YOUR TASK
Each of the entries below is to be written out exactly, and the images skipped.

Dataset rows describing interfaces
········

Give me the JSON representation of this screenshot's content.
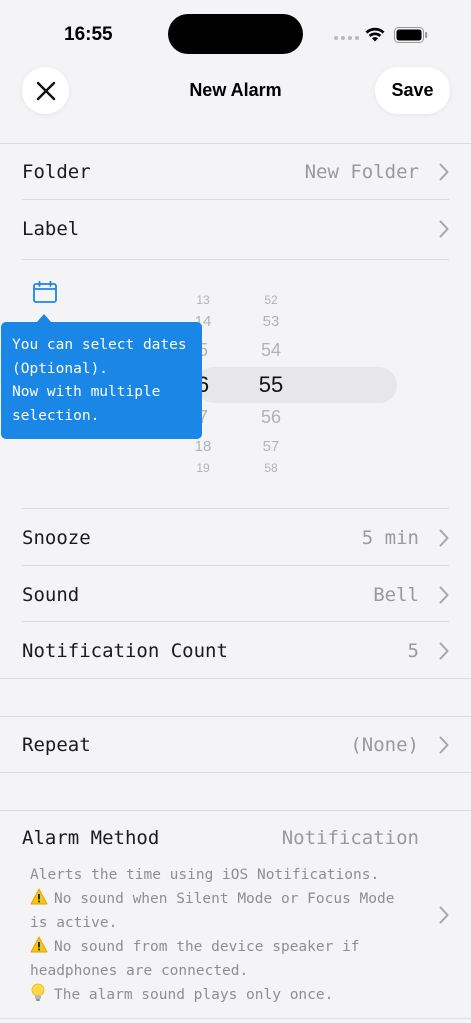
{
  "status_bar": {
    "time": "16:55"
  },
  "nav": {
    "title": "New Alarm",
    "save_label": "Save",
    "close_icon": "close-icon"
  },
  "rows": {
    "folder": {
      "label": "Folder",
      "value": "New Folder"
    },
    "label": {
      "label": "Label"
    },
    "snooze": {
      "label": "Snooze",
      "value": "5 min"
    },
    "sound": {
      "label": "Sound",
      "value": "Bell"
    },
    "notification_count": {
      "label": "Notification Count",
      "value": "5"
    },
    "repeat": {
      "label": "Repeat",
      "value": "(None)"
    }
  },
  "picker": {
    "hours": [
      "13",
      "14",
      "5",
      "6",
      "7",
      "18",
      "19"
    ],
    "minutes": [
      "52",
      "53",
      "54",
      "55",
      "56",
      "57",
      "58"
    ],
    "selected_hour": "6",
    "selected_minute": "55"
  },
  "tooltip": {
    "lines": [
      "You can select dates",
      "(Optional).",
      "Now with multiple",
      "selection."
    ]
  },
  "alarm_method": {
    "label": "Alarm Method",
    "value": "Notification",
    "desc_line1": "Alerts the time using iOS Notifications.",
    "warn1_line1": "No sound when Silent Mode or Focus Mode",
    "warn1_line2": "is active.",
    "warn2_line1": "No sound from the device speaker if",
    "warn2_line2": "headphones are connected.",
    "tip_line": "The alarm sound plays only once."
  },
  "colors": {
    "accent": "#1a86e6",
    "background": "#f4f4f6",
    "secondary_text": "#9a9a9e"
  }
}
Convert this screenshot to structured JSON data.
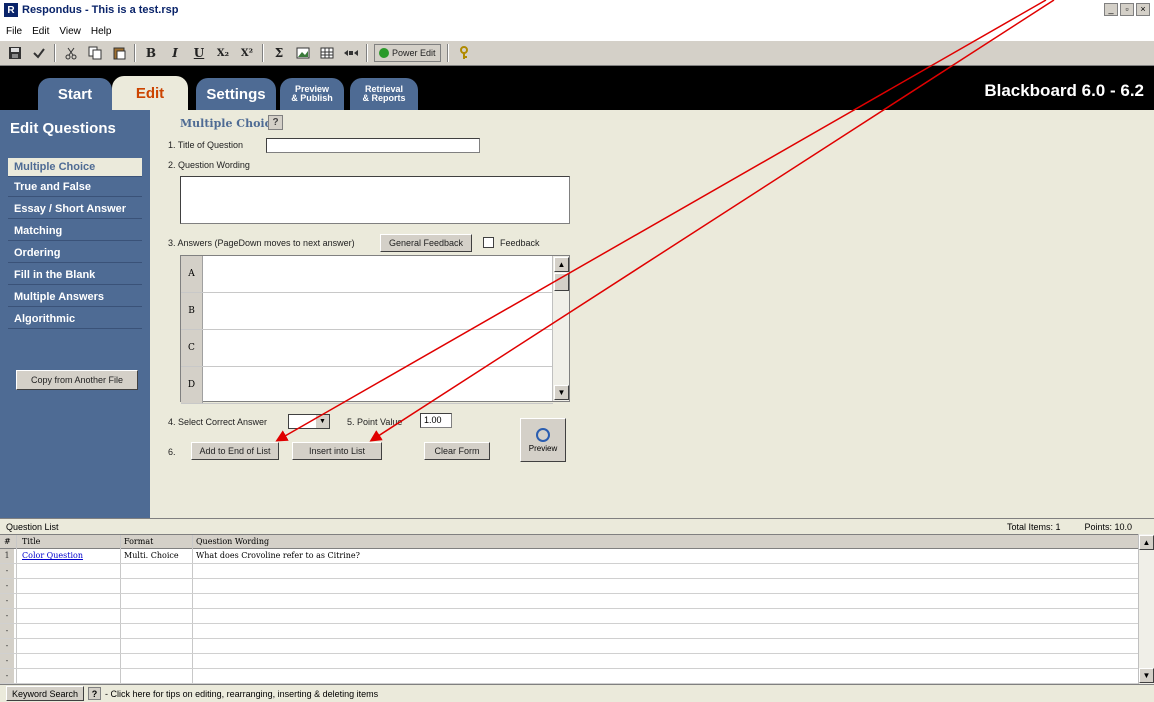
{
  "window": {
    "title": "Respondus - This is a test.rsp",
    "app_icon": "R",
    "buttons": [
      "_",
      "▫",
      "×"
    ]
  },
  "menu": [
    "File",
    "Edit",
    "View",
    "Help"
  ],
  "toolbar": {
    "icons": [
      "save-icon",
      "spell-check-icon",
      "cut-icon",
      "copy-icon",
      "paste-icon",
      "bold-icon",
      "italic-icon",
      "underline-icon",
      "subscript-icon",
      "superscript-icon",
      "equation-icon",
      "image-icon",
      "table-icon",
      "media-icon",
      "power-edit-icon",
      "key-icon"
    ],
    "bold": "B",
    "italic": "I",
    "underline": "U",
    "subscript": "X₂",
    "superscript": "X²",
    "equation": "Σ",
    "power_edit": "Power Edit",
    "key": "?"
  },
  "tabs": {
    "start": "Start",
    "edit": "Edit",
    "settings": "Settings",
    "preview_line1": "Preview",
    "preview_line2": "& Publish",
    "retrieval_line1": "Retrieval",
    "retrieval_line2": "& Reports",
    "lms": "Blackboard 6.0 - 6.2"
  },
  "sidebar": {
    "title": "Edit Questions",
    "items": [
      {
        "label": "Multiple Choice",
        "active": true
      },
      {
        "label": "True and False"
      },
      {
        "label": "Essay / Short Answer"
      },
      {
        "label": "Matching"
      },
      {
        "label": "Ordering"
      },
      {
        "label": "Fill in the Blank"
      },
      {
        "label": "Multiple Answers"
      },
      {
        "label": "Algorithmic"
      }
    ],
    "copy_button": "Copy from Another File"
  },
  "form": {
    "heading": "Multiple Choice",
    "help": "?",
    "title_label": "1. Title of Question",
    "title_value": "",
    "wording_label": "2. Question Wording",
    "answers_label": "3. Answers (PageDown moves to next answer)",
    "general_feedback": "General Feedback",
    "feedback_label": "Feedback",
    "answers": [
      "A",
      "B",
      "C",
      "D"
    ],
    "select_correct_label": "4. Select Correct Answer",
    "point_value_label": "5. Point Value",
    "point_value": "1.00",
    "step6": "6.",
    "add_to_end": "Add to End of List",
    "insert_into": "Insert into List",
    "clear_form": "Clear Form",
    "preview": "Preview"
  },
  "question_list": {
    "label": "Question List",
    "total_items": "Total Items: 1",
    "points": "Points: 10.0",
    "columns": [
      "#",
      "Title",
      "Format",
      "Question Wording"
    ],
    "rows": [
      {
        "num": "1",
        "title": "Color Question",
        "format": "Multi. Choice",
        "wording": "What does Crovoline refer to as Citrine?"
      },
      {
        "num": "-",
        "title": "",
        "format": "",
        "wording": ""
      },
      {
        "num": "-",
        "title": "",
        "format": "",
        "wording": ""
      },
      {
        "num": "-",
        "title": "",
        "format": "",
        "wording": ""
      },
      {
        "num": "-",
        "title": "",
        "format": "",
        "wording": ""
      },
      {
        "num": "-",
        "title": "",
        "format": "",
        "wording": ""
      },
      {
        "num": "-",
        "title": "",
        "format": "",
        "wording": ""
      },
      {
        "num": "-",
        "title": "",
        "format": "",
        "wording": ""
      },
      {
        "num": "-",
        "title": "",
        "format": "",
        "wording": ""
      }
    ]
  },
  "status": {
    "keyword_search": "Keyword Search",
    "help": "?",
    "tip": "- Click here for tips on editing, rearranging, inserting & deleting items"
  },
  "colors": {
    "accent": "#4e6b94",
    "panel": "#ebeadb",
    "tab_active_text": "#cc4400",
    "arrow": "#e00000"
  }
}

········

YOUR RESPONSE
Give me the JSON representation of this screenshot's content.
{
  "status_bar": {
    "time": "16:55"
  },
  "nav": {
    "title": "New Alarm",
    "save_label": "Save",
    "close_icon": "close-icon"
  },
  "rows": {
    "folder": {
      "label": "Folder",
      "value": "New Folder"
    },
    "label": {
      "label": "Label"
    },
    "snooze": {
      "label": "Snooze",
      "value": "5 min"
    },
    "sound": {
      "label": "Sound",
      "value": "Bell"
    },
    "notification_count": {
      "label": "Notification Count",
      "value": "5"
    },
    "repeat": {
      "label": "Repeat",
      "value": "(None)"
    }
  },
  "picker": {
    "hours": [
      "13",
      "14",
      "5",
      "6",
      "7",
      "18",
      "19"
    ],
    "minutes": [
      "52",
      "53",
      "54",
      "55",
      "56",
      "57",
      "58"
    ],
    "selected_hour": "6",
    "selected_minute": "55"
  },
  "tooltip": {
    "lines": [
      "You can select dates",
      "(Optional).",
      "Now with multiple",
      "selection."
    ]
  },
  "alarm_method": {
    "label": "Alarm Method",
    "value": "Notification",
    "desc_line1": "Alerts the time using iOS Notifications.",
    "warn1_line1": "No sound when Silent Mode or Focus Mode",
    "warn1_line2": "is active.",
    "warn2_line1": "No sound from the device speaker if",
    "warn2_line2": "headphones are connected.",
    "tip_line": "The alarm sound plays only once."
  },
  "colors": {
    "accent": "#1a86e6",
    "background": "#f4f4f6",
    "secondary_text": "#9a9a9e"
  }
}
Convert this screenshot to structured JSON data.
{
  "window": {
    "title": "Respondus - This is a test.rsp",
    "app_icon": "R",
    "buttons": [
      "_",
      "▫",
      "×"
    ]
  },
  "menu": [
    "File",
    "Edit",
    "View",
    "Help"
  ],
  "toolbar": {
    "icons": [
      "save-icon",
      "spell-check-icon",
      "cut-icon",
      "copy-icon",
      "paste-icon",
      "bold-icon",
      "italic-icon",
      "underline-icon",
      "subscript-icon",
      "superscript-icon",
      "equation-icon",
      "image-icon",
      "table-icon",
      "media-icon",
      "power-edit-icon",
      "key-icon"
    ],
    "bold": "B",
    "italic": "I",
    "underline": "U",
    "subscript": "X₂",
    "superscript": "X²",
    "equation": "Σ",
    "power_edit": "Power Edit",
    "key": "?"
  },
  "tabs": {
    "start": "Start",
    "edit": "Edit",
    "settings": "Settings",
    "preview_line1": "Preview",
    "preview_line2": "& Publish",
    "retrieval_line1": "Retrieval",
    "retrieval_line2": "& Reports",
    "lms": "Blackboard 6.0 - 6.2"
  },
  "sidebar": {
    "title": "Edit Questions",
    "items": [
      {
        "label": "Multiple Choice",
        "active": true
      },
      {
        "label": "True and False"
      },
      {
        "label": "Essay / Short Answer"
      },
      {
        "label": "Matching"
      },
      {
        "label": "Ordering"
      },
      {
        "label": "Fill in the Blank"
      },
      {
        "label": "Multiple Answers"
      },
      {
        "label": "Algorithmic"
      }
    ],
    "copy_button": "Copy from Another File"
  },
  "form": {
    "heading": "Multiple Choice",
    "help": "?",
    "title_label": "1. Title of Question",
    "title_value": "",
    "wording_label": "2. Question Wording",
    "answers_label": "3. Answers (PageDown moves to next answer)",
    "general_feedback": "General Feedback",
    "feedback_label": "Feedback",
    "answers": [
      "A",
      "B",
      "C",
      "D"
    ],
    "select_correct_label": "4. Select Correct Answer",
    "point_value_label": "5. Point Value",
    "point_value": "1.00",
    "step6": "6.",
    "add_to_end": "Add to End of List",
    "insert_into": "Insert into List",
    "clear_form": "Clear Form",
    "preview": "Preview"
  },
  "question_list": {
    "label": "Question List",
    "total_items": "Total Items: 1",
    "points": "Points: 10.0",
    "columns": [
      "#",
      "Title",
      "Format",
      "Question Wording"
    ],
    "rows": [
      {
        "num": "1",
        "title": "Color Question",
        "format": "Multi. Choice",
        "wording": "What does Crovoline refer to as Citrine?"
      },
      {
        "num": "-",
        "title": "",
        "format": "",
        "wording": ""
      },
      {
        "num": "-",
        "title": "",
        "format": "",
        "wording": ""
      },
      {
        "num": "-",
        "title": "",
        "format": "",
        "wording": ""
      },
      {
        "num": "-",
        "title": "",
        "format": "",
        "wording": ""
      },
      {
        "num": "-",
        "title": "",
        "format": "",
        "wording": ""
      },
      {
        "num": "-",
        "title": "",
        "format": "",
        "wording": ""
      },
      {
        "num": "-",
        "title": "",
        "format": "",
        "wording": ""
      },
      {
        "num": "-",
        "title": "",
        "format": "",
        "wording": ""
      }
    ]
  },
  "status": {
    "keyword_search": "Keyword Search",
    "help": "?",
    "tip": "- Click here for tips on editing, rearranging, inserting & deleting items"
  },
  "colors": {
    "accent": "#4e6b94",
    "panel": "#ebeadb",
    "tab_active_text": "#cc4400",
    "arrow": "#e00000"
  }
}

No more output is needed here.